UPDATE: Charges Won’t be Laid Related To Gorilla Shot And Killed At Cincinnati Zoo

Four year old boy had fallen into enclosure

Monday – Charges will not be laid against the mother of the three year old boy who fell into a gorilla enclosure at the Cincinnati Zoo. An Ohio prosecutor says the case did not come close to warranting a charge of child endangerment or anything else, and he defended the mother as an attentive parent undeserving of the abuse and threats she has received. He said she had three other children with her and had turned away for a few seconds to attend to one; that’s when the three year old scampered off.

Wednesday – Police in Cincinnati have become involved after a gorilla at the Cincinnati Zoo was shot dead after dragging around a 3-year old boy who had fallen into its enclosure. Police investigating the actions of the boy’s family leading up to him climbing through a barrier before his fall.

Tuesday – The director of the Cincinnati Zoo has defended the decision to kill a 17 year old gorilla to protect a 3-year old boy who had fallen into the enclosure. Thane Maynard says it’s easy to second guess after the child was recovered safely. He maintains the gorilla was agitated and disoriented by the commotion in the minutes after the boy had fallen in. “We stand by our decision,” he said Monday, reiterating that using a tranquilizer on the 420-pound gorilla could have further threatened the boy because it wouldn’t have taken effect immediately.

Monday – Zoo officials say it was a tough, but necessary choice. Others are not sure sure it was necessary to shoot and kill a 17 year old gorilla at The Cincinnati Zoo after a 3-year old boy fell into its enclosure. Video shows the gorilla dragging the boy around, but onlookers say it did not appear to be hurting the boy. In fact, they say it may have been protecting the child. More than 2,000 people have signed a petition criticizing the Cincinnati Police Department and the zoo for putting down the animal. They have also called for the child’s parents to be held accountable for not supervising their child.

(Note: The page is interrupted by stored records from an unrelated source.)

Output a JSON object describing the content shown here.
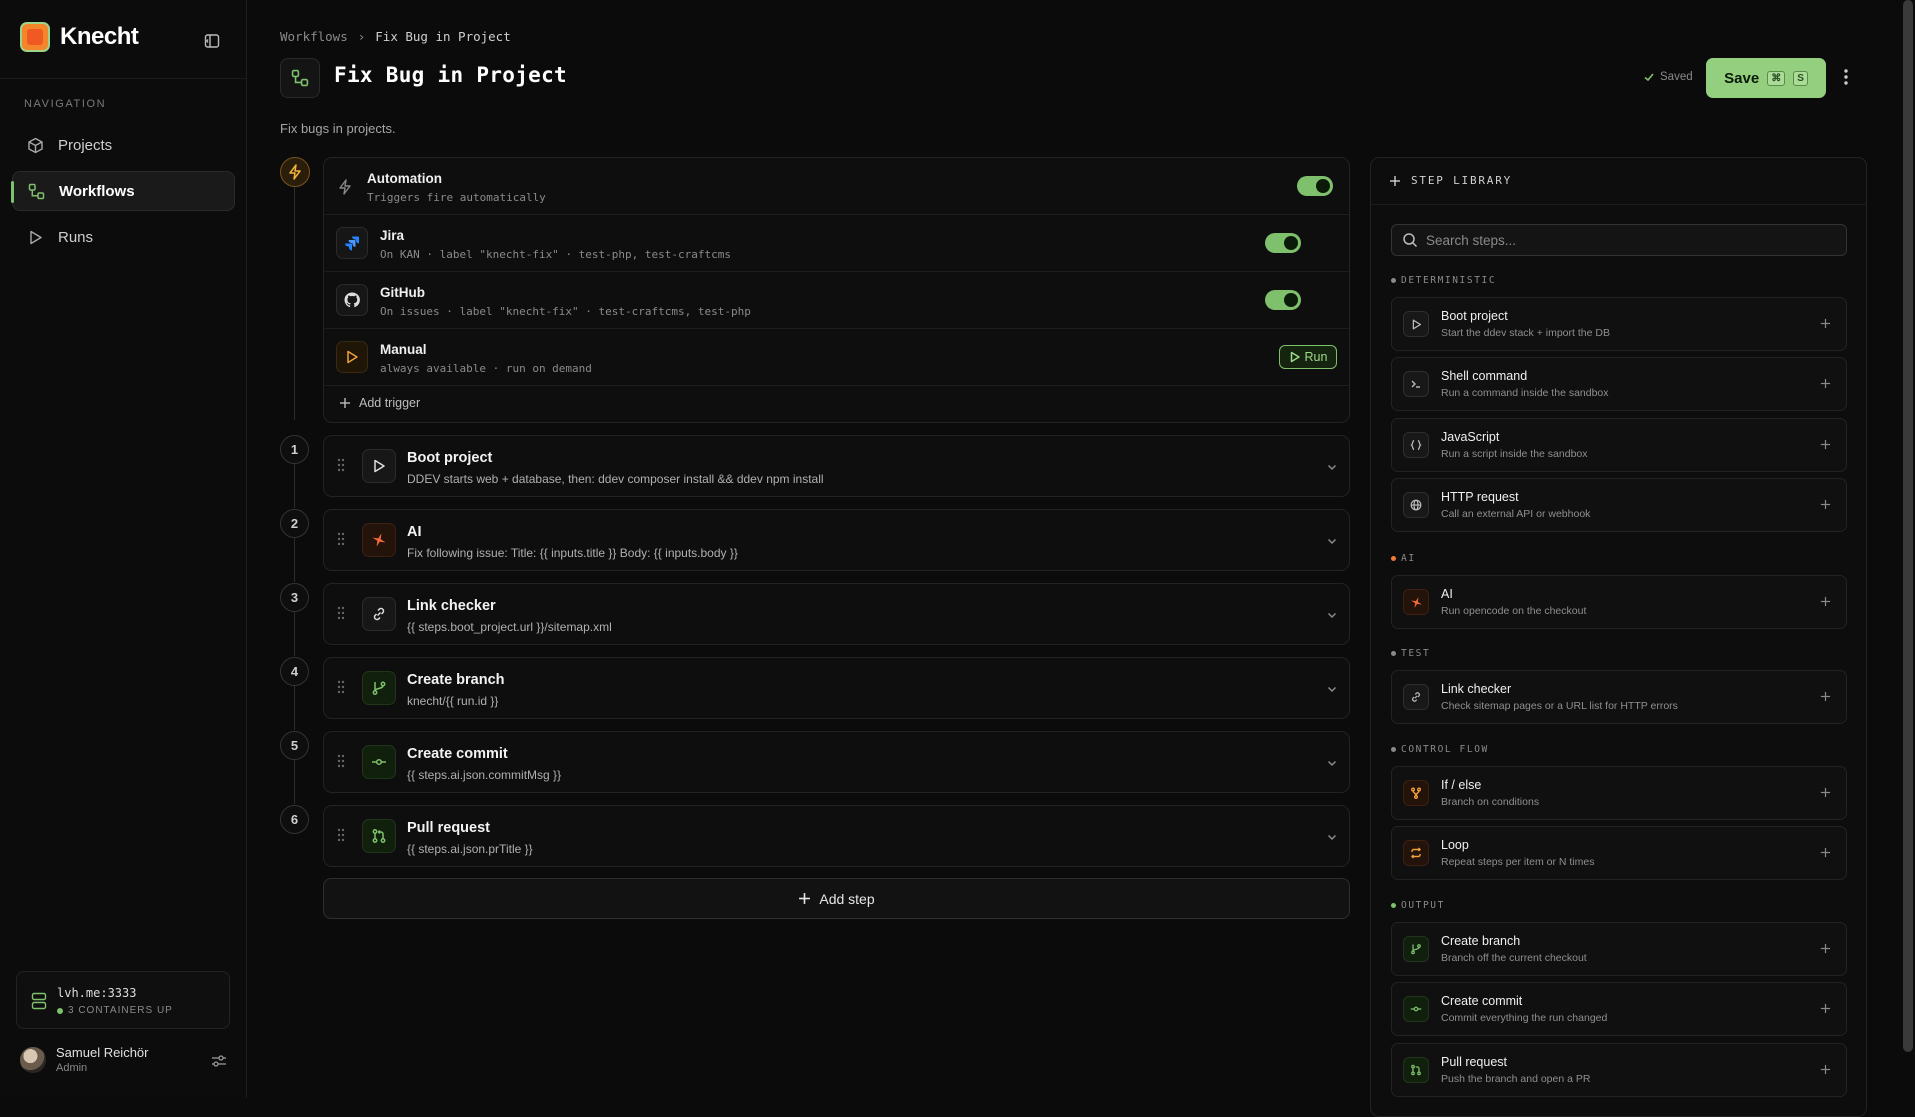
{
  "app": {
    "name": "Knecht"
  },
  "nav": {
    "label": "NAVIGATION",
    "items": [
      {
        "label": "Projects"
      },
      {
        "label": "Workflows"
      },
      {
        "label": "Runs"
      }
    ]
  },
  "status": {
    "host": "lvh.me:3333",
    "containers": "3 CONTAINERS UP"
  },
  "user": {
    "name": "Samuel Reichör",
    "role": "Admin"
  },
  "breadcrumb": {
    "parent": "Workflows",
    "sep": "›",
    "current": "Fix Bug in Project"
  },
  "page": {
    "title": "Fix Bug in Project",
    "description": "Fix bugs in projects.",
    "saved": "Saved",
    "save_label": "Save",
    "kbd_cmd": "⌘",
    "kbd_key": "S"
  },
  "triggers": {
    "header": {
      "title": "Automation",
      "subtitle": "Triggers fire automatically",
      "enabled": true
    },
    "items": [
      {
        "name": "Jira",
        "detail": "On KAN · label \"knecht-fix\" · test-php, test-craftcms",
        "enabled": true
      },
      {
        "name": "GitHub",
        "detail": "On issues · label \"knecht-fix\" · test-craftcms, test-php",
        "enabled": true
      },
      {
        "name": "Manual",
        "detail": "always available · run on demand",
        "action": "Run"
      }
    ],
    "add_label": "Add trigger"
  },
  "steps": [
    {
      "n": "1",
      "title": "Boot project",
      "detail": "DDEV starts web + database, then: ddev composer install && ddev npm install",
      "icon": "play-icon"
    },
    {
      "n": "2",
      "title": "AI",
      "detail": "Fix following issue: Title: {{ inputs.title }} Body: {{ inputs.body }}",
      "icon": "ai-icon"
    },
    {
      "n": "3",
      "title": "Link checker",
      "detail": "{{ steps.boot_project.url }}/sitemap.xml",
      "icon": "link-icon"
    },
    {
      "n": "4",
      "title": "Create branch",
      "detail": "knecht/{{ run.id }}",
      "icon": "branch-icon"
    },
    {
      "n": "5",
      "title": "Create commit",
      "detail": "{{ steps.ai.json.commitMsg }}",
      "icon": "commit-icon"
    },
    {
      "n": "6",
      "title": "Pull request",
      "detail": "{{ steps.ai.json.prTitle }}",
      "icon": "pull-request-icon"
    }
  ],
  "add_step_label": "Add step",
  "library": {
    "title": "STEP LIBRARY",
    "search_placeholder": "Search steps...",
    "categories": [
      {
        "label": "DETERMINISTIC",
        "color": "#8a8a8a",
        "items": [
          {
            "name": "Boot project",
            "desc": "Start the ddev stack + import the DB"
          },
          {
            "name": "Shell command",
            "desc": "Run a command inside the sandbox"
          },
          {
            "name": "JavaScript",
            "desc": "Run a script inside the sandbox"
          },
          {
            "name": "HTTP request",
            "desc": "Call an external API or webhook"
          }
        ]
      },
      {
        "label": "AI",
        "color": "#f07a3a",
        "items": [
          {
            "name": "AI",
            "desc": "Run opencode on the checkout"
          }
        ]
      },
      {
        "label": "TEST",
        "color": "#8a8a8a",
        "items": [
          {
            "name": "Link checker",
            "desc": "Check sitemap pages or a URL list for HTTP errors"
          }
        ]
      },
      {
        "label": "CONTROL FLOW",
        "color": "#8a8a8a",
        "items": [
          {
            "name": "If / else",
            "desc": "Branch on conditions"
          },
          {
            "name": "Loop",
            "desc": "Repeat steps per item or N times"
          }
        ]
      },
      {
        "label": "OUTPUT",
        "color": "#7fc06d",
        "items": [
          {
            "name": "Create branch",
            "desc": "Branch off the current checkout"
          },
          {
            "name": "Create commit",
            "desc": "Commit everything the run changed"
          },
          {
            "name": "Pull request",
            "desc": "Push the branch and open a PR"
          }
        ]
      }
    ]
  }
}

The animal, named Harambe, was a Western lowland gorilla, an endangered species. The zoo said it had intended to use him for breeding.